If you are overweight or obese, it is certainly a good idea to go about losing weight in a healthy way. This means turning to a controlled diet that is rich in fruits, vegetables and whole grains and one that restricts your calorie intake but never goes below 1200 calories per day for women or 1500 calories per day for men.
You should also be getting plenty of water and ample exercise (cardio and strength).
Unfortunately, some men and women turn to fad diets and sometimes even dangerous pills and drinks when they want to lose weight. One thing that some individuals have tried is using laxatives for weight loss.
The truth is, laxatives and weight loss do not mix at all. Laxatives are a medicine that help form and move bowel movements through the colon. They can be administered orally or as a suppository. In some medical circumstances, laxatives are necessary and helpful. But they are only for extreme cases of constipation, never for weight loss.
What Are The Dangers of Using Laxatives For Weight Loss?
The following outlines the potential dangers and risks of using laxatives with weight loss:
- Dehydration or an altered level of minerals in the body
- Diarrhea, nausea, vomiting, dizziness
- Dependency that leads to inability to release body’s waste
- Heart problems, including lowered blood pressure and increased heart rate
- Kidney stones
What Causes Dehydration?
The first risk is dehydration. When you consume laxatives, it induces your colon and kidneys to release their waste but in a manner that is not natural to your body’s rhythm, so you will release more water and waste than you would naturally on a regular basis.
This makes you lose a small amount of weight, but it is only water weight. You lose the water weight you have (and that everyone, even people at a healthy weight have), and then you become dehydrated. This is dangerous for your body’s organs, and you might also alter the different levels of minerals that you have in your body.
Physical Side Effects
Once someone takes laxatives on a regular basis for longer than 3-5 days and becomes dehydrated, they may experience severe diarrhea from overuse. This can lead to nausea and even vomiting, which will cause further dehydration. All of this can lead to dizziness and fainting.
Dependency With Laxatives
Once an individual has taken laxatives for longer than a week, dependency can set in. This means that the body can sometimes no longer produce bowel movements on its own without the use of laxatives.

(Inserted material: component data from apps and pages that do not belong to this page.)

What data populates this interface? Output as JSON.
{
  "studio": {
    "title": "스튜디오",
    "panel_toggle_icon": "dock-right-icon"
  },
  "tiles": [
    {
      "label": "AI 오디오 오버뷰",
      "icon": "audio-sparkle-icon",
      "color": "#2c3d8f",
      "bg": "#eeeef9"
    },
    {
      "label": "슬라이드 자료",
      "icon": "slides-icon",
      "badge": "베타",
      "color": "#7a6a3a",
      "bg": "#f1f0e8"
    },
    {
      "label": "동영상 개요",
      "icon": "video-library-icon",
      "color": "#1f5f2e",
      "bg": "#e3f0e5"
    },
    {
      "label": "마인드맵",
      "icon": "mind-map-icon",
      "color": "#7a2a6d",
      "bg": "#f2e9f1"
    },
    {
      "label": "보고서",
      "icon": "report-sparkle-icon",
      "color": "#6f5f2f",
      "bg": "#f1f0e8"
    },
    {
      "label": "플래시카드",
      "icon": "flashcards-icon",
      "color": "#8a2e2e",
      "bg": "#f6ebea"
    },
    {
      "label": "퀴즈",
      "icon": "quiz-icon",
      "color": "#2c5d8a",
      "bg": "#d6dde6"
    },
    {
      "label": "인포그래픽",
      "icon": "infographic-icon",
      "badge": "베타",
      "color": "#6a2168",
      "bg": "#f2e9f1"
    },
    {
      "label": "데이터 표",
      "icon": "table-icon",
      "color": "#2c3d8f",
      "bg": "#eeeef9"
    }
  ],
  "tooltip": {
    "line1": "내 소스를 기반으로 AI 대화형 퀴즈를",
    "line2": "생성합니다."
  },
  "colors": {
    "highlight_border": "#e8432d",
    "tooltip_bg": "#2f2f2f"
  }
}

The dehydration compounds this issue. Not being able to produce bowel movements but still consuming the same amount of food can lead to serious problems including severe discomfort, constipation and even stomach and colon ruptures.
Serious Heart And Kidney Problems
As dehydration continues and the body becomes dependent on laxatives to produce bowel movements, other serious health problems can occur, including heart and kidney problems. The kidney, which filters out water and retains essential minerals for the body can get out of balance.
Because the mineral levels can be out of balance, small kidney stones sometimes form and grow, which themselves are serious problems that result in patients having to have surgery. The heart can also develop an increased rate of pumping which can lead to dangerously low blood pressure levels and other cardiac problems.
Laxatives Are Ineffective For Weight Loss
In reality, even aside from all of the health problems that can ensue with the use of laxatives not for their intended purpose, these are not effective for weight loss anyway. Laxatives only make you lose weight initially, and then only 3-5 pounds. It is simply the water weight that you might lose with laxatives, and you will gain it back immediately, plus any further use will only cause the above mentioned medical problems.
And that’s why we think that the best laxatives for weight loss are the ones not used! There simply are no shortcuts when it comes to losing weight (although these things really can help). Remember that the best way to lose weight effectively and for good is with regular exercise and eating from a restricted calorie diet of healthy foods.